** ACTION ITEM **
Your response should reproduce every line of the entries that contains the word "report".
#### MATERIAL SUPPLIED ####
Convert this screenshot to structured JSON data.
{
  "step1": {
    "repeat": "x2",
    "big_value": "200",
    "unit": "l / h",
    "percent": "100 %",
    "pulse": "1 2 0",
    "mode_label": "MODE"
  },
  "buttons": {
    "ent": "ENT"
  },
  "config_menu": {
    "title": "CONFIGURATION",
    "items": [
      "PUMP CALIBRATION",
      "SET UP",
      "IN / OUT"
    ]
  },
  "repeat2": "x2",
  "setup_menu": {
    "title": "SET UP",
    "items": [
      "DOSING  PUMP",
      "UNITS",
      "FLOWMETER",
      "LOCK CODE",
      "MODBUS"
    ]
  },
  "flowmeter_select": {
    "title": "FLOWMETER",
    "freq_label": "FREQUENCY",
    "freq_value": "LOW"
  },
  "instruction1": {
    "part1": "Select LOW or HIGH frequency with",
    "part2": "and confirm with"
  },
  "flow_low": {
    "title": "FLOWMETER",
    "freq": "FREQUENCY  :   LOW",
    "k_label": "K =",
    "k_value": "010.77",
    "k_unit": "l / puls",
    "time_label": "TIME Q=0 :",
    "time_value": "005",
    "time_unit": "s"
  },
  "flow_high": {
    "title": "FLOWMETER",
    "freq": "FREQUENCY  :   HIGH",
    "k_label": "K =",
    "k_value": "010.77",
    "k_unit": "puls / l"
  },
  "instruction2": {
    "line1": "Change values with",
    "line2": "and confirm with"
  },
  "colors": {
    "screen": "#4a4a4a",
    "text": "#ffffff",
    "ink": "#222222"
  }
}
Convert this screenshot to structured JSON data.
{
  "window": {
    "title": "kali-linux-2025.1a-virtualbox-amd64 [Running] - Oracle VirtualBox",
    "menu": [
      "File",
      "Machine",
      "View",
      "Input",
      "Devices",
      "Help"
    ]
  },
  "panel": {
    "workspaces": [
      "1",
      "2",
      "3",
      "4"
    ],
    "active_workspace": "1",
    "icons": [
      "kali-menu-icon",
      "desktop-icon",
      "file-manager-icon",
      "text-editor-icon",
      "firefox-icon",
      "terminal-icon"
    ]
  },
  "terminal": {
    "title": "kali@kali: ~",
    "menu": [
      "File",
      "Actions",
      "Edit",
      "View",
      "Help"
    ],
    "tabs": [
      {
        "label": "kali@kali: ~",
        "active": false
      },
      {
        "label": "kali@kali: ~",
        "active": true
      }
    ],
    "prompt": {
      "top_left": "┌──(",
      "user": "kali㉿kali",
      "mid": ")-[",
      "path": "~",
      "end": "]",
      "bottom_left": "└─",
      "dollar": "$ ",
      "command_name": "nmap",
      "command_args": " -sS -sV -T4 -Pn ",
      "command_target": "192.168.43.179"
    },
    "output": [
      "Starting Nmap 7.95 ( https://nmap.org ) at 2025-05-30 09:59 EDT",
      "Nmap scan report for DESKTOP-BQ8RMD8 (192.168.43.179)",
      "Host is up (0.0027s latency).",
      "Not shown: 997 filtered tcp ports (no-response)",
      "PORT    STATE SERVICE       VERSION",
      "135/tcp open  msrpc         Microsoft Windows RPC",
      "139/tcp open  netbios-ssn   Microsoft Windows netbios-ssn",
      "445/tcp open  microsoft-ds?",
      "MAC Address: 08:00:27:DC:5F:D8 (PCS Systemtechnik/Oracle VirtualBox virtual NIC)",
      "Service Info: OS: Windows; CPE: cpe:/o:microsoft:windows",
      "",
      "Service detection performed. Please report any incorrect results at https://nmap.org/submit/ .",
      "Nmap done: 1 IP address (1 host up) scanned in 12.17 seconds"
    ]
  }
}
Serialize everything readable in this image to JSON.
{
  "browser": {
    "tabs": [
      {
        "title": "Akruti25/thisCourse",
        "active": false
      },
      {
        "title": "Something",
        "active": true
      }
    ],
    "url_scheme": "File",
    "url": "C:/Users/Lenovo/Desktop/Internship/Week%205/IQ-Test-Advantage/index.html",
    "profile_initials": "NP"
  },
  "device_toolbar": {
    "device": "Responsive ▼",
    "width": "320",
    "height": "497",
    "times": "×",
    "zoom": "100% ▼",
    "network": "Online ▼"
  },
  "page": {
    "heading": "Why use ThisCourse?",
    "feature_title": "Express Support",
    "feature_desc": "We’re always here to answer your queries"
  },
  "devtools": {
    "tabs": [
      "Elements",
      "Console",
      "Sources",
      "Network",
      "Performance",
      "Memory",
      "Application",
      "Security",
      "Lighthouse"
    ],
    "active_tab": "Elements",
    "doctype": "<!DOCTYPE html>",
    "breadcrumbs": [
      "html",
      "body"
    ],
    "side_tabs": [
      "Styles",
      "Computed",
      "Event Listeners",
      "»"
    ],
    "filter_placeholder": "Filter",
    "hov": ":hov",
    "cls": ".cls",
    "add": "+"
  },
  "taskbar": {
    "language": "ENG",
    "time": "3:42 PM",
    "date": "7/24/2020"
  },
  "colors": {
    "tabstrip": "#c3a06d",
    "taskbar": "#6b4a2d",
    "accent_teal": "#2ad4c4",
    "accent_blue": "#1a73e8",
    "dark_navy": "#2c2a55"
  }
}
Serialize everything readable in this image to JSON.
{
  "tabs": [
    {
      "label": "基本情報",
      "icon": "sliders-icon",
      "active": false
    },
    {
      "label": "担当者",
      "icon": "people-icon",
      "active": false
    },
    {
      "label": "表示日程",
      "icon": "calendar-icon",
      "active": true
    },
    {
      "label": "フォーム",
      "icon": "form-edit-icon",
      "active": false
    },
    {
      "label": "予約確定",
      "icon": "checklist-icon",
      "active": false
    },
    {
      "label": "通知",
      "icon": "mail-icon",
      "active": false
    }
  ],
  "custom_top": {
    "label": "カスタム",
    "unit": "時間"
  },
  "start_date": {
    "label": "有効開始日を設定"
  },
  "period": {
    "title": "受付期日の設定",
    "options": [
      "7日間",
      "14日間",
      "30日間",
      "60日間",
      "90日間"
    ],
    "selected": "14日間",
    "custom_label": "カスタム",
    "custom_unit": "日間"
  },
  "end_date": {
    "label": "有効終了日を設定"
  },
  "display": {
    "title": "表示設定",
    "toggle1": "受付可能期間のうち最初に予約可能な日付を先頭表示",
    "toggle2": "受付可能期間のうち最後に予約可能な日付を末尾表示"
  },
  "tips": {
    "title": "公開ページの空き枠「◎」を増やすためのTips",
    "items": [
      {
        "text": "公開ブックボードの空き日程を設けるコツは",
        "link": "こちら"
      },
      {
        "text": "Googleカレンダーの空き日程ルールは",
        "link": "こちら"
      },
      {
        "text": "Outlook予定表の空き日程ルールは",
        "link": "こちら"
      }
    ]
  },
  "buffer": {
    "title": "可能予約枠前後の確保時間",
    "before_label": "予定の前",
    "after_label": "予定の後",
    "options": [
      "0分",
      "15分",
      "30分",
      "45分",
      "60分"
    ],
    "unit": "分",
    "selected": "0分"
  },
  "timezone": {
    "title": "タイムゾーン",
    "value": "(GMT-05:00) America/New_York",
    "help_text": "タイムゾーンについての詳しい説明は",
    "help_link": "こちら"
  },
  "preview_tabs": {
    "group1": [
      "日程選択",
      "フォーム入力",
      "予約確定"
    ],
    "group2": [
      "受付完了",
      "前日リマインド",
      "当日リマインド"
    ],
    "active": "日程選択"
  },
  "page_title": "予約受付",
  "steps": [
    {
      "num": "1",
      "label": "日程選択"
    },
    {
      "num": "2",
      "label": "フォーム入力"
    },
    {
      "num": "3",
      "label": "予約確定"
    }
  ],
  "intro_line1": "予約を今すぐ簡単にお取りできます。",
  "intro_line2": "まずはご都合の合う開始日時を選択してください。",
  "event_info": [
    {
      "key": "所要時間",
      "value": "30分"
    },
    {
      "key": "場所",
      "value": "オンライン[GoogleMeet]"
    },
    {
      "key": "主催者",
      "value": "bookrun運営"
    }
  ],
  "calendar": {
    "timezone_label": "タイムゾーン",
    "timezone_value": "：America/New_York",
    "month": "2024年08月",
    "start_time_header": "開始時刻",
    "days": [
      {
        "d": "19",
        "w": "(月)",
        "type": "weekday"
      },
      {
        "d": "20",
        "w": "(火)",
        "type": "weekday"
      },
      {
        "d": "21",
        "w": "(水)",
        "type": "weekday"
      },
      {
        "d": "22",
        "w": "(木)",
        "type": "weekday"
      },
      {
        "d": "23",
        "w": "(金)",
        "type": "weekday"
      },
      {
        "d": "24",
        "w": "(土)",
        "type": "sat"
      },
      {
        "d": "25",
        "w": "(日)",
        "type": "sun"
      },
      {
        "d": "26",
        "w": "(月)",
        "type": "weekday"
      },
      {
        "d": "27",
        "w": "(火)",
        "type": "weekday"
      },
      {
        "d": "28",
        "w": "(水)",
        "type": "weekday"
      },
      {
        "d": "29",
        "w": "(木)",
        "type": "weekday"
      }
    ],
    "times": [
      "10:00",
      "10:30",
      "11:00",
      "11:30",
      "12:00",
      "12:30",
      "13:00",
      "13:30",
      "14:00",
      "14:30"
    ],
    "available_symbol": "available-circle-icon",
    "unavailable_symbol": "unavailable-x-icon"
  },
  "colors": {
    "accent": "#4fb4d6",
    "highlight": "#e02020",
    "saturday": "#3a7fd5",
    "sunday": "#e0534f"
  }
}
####
** WRITTEN ANSWER **
      "Nmap scan report for DESKTOP-BQ8RMD8 (192.168.43.179)",
      "Service detection performed. Please report any incorrect results at https://nmap.org/submit/ .",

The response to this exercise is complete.